Once again this year, the Women of the Wellington Chamber of Commerce are working with Palm Beach County Animal Care & Control to help find homes for shelter pets.
The initiative began in 2016 when Michela Green, executive director of the chamber, adopted a dog from the county’s shelter.
“It really opened my eyes to how amazing the Palm Beach County shelter dogs are, and how much the people who work there love them, care for them and try to enrich their lives,” Green said.
And that’s how the Women of the Wellington Chamber, a subset of the Wellington Chamber, began its special annual campaign, “Clear the Shelter.”
“Sometimes I feel like our county shelter gets a bad reputation, and it’s absolutely outstanding,” Green said. “I wanted to encourage people to go there in person and see what it’s like and meet these dogs.”
In general, the chamber is bringing awareness to the many animals that need a home. This year, they’re placing a special emphasis on the dogs at the Animal Care & Control shelter.
Over the last two weeks, many members of the Women of the Wellington Chamber have come to the county’s shelter, as well as Barky Pines Animal Rescue & Sanctuary, to meet the dogs and record short video clips where they introduce various dogs in need of a home. Green is expecting at least 50 dogs to be highlighted in this year’s video series.
“Because we film with them, we get to know their personalities. These are the best dogs, they’re friendly, outgoing and sweet,” Green said. “It’s just amazing to see these dogs that are just waiting patiently for their homes.”
The videos — just a few minutes long at most — are being shared within the chamber members’ networks.
“These videos are being shared everywhere,” Green said. “We’re boosting them, we’re sending them out on Facebook. We’re sharing them with all of the different communities.”
Animal Care & Control is over capacity right now with more than
200 dogs for 144 kennels, so the more people who see the videos, the better.
Because of the overcrowding, through the end of April, the county is waiving adoption fees. The dogs come spayed or neutered, with their vaccinations and their county tag, microchip and rabies vaccine. They are also started off with a small bag of dog food and a free vet visit with participating veterinarians.
Melanie Perazzo, public relations specialist at Animal Care & Control, added that fostering is also another way to help, which opens up space for another dog in need.
If you aren’t in the position to have a dog long term, there are fostering opportunities available through Animal Care & Control. All of the supplies — food, leash, collar, crate and preventative medicines — are provided.
“They just provide the love to the animal,” Perazzo said.

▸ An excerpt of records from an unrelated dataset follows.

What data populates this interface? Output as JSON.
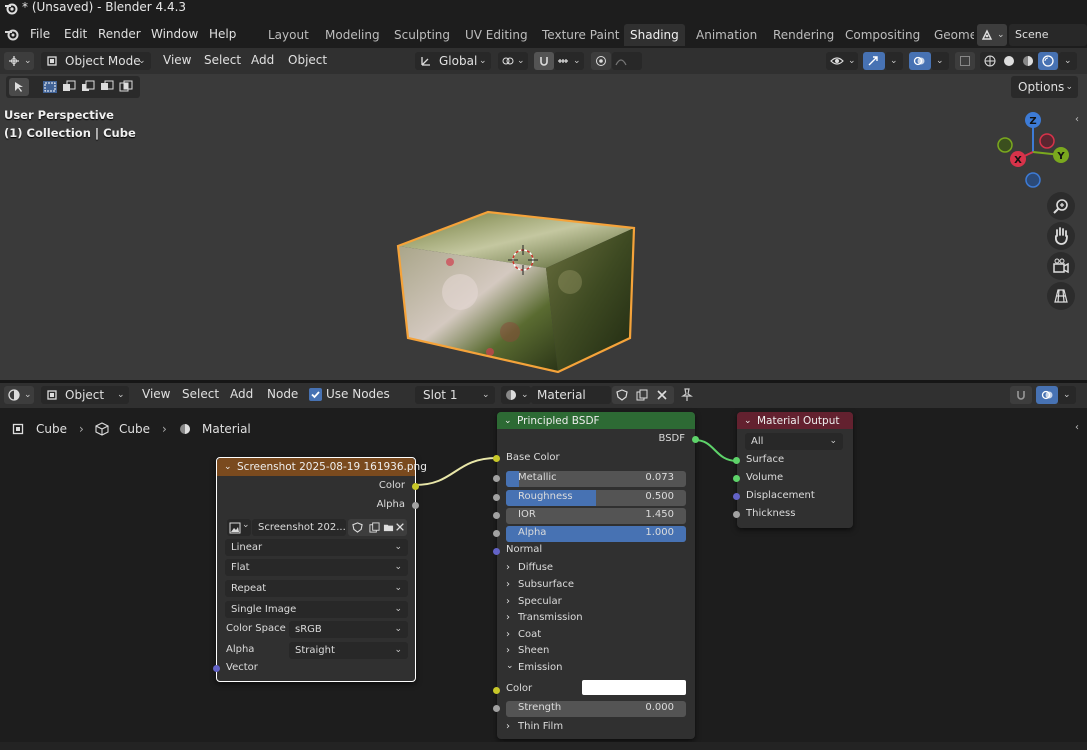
{
  "window": {
    "title": "* (Unsaved) - Blender 4.4.3"
  },
  "menu": [
    "File",
    "Edit",
    "Render",
    "Window",
    "Help"
  ],
  "workspace_tabs": [
    "Layout",
    "Modeling",
    "Sculpting",
    "UV Editing",
    "Texture Paint",
    "Shading",
    "Animation",
    "Rendering",
    "Compositing",
    "Geome"
  ],
  "active_workspace": "Shading",
  "scene": {
    "label": "Scene"
  },
  "viewport_header": {
    "mode": "Object Mode",
    "menus": [
      "View",
      "Select",
      "Add",
      "Object"
    ],
    "transform_orientation": "Global",
    "options_label": "Options"
  },
  "viewport": {
    "perspective": "User Perspective",
    "collection": "(1) Collection | Cube",
    "gizmo": {
      "z": "Z",
      "y": "Y",
      "x": "X"
    }
  },
  "node_header": {
    "type": "Object",
    "menus": [
      "View",
      "Select",
      "Add",
      "Node"
    ],
    "use_nodes_label": "Use Nodes",
    "use_nodes": true,
    "slot": "Slot 1",
    "material": "Material"
  },
  "breadcrumb": [
    "Cube",
    "Cube",
    "Material"
  ],
  "image_node": {
    "title": "Screenshot 2025-08-19 161936.png",
    "out_color": "Color",
    "out_alpha": "Alpha",
    "image_name": "Screenshot 202...",
    "interpolation": "Linear",
    "projection": "Flat",
    "extension": "Repeat",
    "source": "Single Image",
    "color_space_label": "Color Space",
    "color_space": "sRGB",
    "alpha_label": "Alpha",
    "alpha_mode": "Straight",
    "in_vector": "Vector"
  },
  "bsdf_node": {
    "title": "Principled BSDF",
    "out_bsdf": "BSDF",
    "base_color": "Base Color",
    "metallic": {
      "label": "Metallic",
      "value": "0.073",
      "fill": 0.073
    },
    "roughness": {
      "label": "Roughness",
      "value": "0.500",
      "fill": 0.5
    },
    "ior": {
      "label": "IOR",
      "value": "1.450"
    },
    "alpha": {
      "label": "Alpha",
      "value": "1.000",
      "fill": 1.0
    },
    "normal": "Normal",
    "panels": [
      "Diffuse",
      "Subsurface",
      "Specular",
      "Transmission",
      "Coat",
      "Sheen"
    ],
    "emission": "Emission",
    "emission_color": "Color",
    "emission_strength": {
      "label": "Strength",
      "value": "0.000"
    },
    "thin_film": "Thin Film"
  },
  "output_node": {
    "title": "Material Output",
    "target": "All",
    "surface": "Surface",
    "volume": "Volume",
    "displacement": "Displacement",
    "thickness": "Thickness"
  },
  "colors": {
    "accent": "#4772b3",
    "shader_head": "#2d6a34",
    "texture_head": "#7a4a1e",
    "output_head": "#63212f",
    "selection_outline": "#f5a33a"
  }
}
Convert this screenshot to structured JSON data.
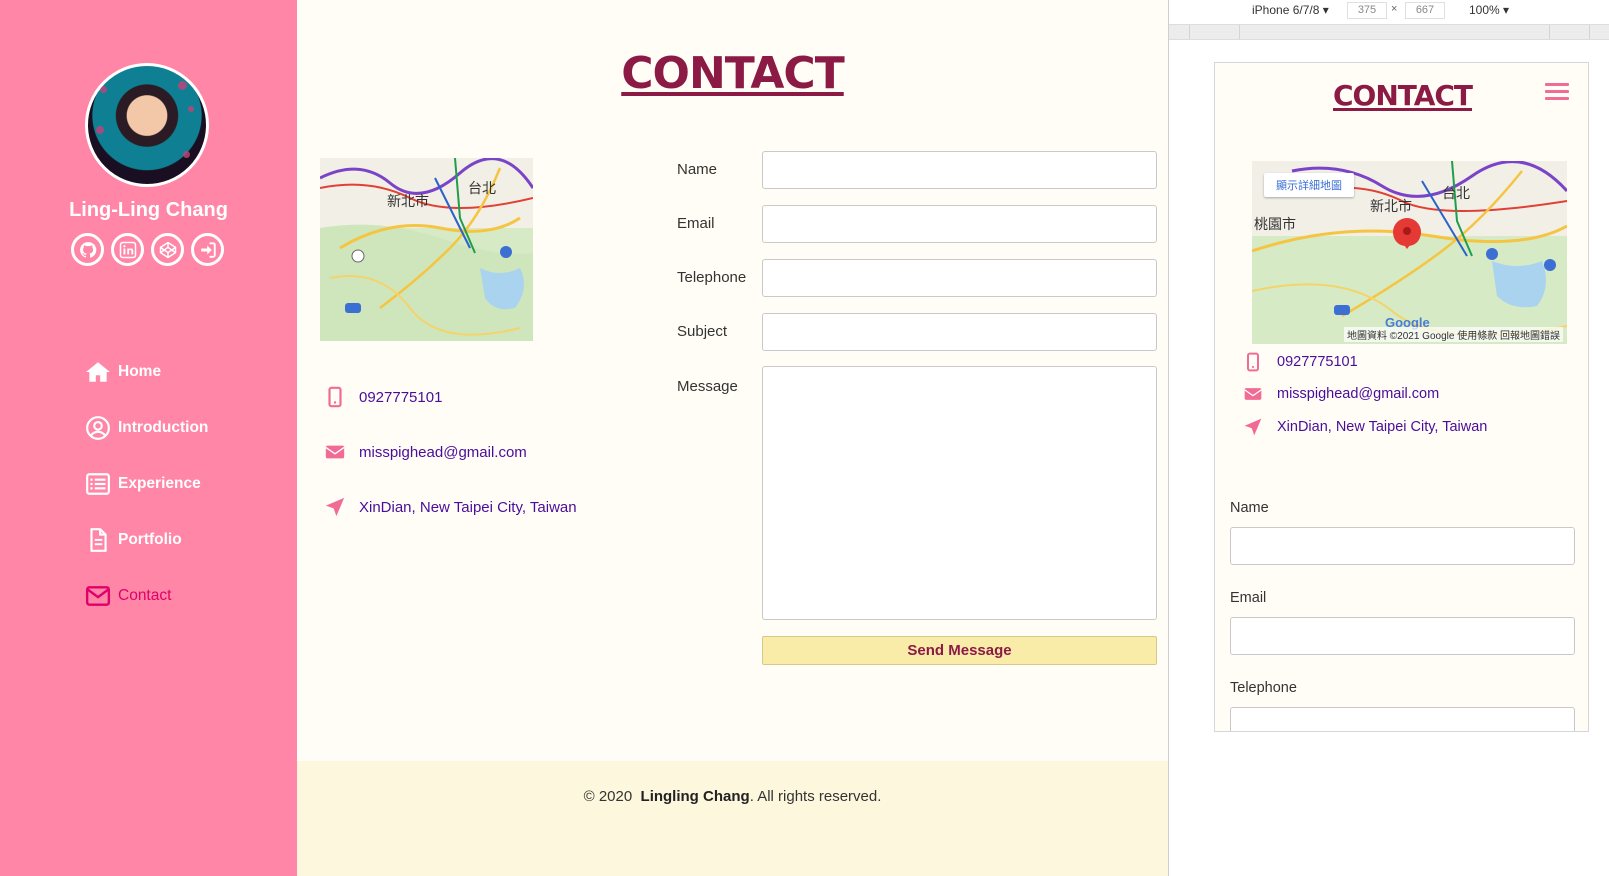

The logistics of having a dog aren’t as difficult as they might have been in the past. With neighbors and friends, and many dog care businesses, it’s possible to have someone available to walk your dog during the day.
“There’s a big misconception that you can’t have a dog if you work,” Green said. “The dog is just as happy sitting in your house, in the air conditioning, watching TV or listening to music or just hanging out in his bed until you get home as he is sitting in a kennel that’s severely overcrowded.”
Animal Care & Control and Barky Pines have plenty of friendly, caring, loving dogs who are just waiting for a forever home.
Most of the dogs, Perazzo said, are strays or surrenders due to finances or moving.
And working with the chamber has helped many dogs find their forever home.
“It means a lot to do this with the chamber,” Perazzo said. “We’re able to promote our animals, network them to different audiences, which is a great opportunity to them.”
In just one week, six of the featured dogs were adopted and one was fostered.
The dogs, Perazzo said, are all sweet and well socialized.
“One thing that we do like to explain to people, is that Palm Beach County Animal Care & Control is the only open-admission shelter in the county,” she said. “We have to take in any animal that comes to us, regardless of medical condition, behavior, if we’re at capacity. We still have to take in those animals because we are technically their last resource. We are that resource for the community. Other resources, or other shelters, can stop allowing animals coming in.”
To meet one of the many dogs available for fostering or adoption, Perazzo suggests coming in during viewing hours: Monday to Friday, noon to 6 p.m.; Saturday, noon to 5 p.m.; and Sunday, noon to 4 p.m. In order to adopt, the head of the household needs to be present.
They have dogs of all activity levels, are friendly with children and friendly with pets. Kennel techs, Perazzo said, will help if there’s a certain dog in mind, but “we always say, let the dog or cat pick you.”
On Thursday, April 27, the Women of the Wellington Chamber is holding its Pooches, Pearls & Prosecco event, with a fashion show, boutiques, restaurants and other showcases, where the goal is to help more dogs to get adopted. To participate, you have to be a guest of a current member of the chamber, as only 50 to 75 people can attend the event.
“If you do have room in your home, and do have room in your budget to have a pet, there’s a dog for every shape, size, person, personality, family, everything,” Green said.
To learn more about the animals available for adoption or foster, or volunteer opportunities, visit www.pbcgov.org/animal or call (561) 233-1200. Businesses and organizations interested in helping promote the animals available for adoption can call and request more information.
The county’s shelter is located at 7100 Belvedere Road, just west of Florida’s Turnpike.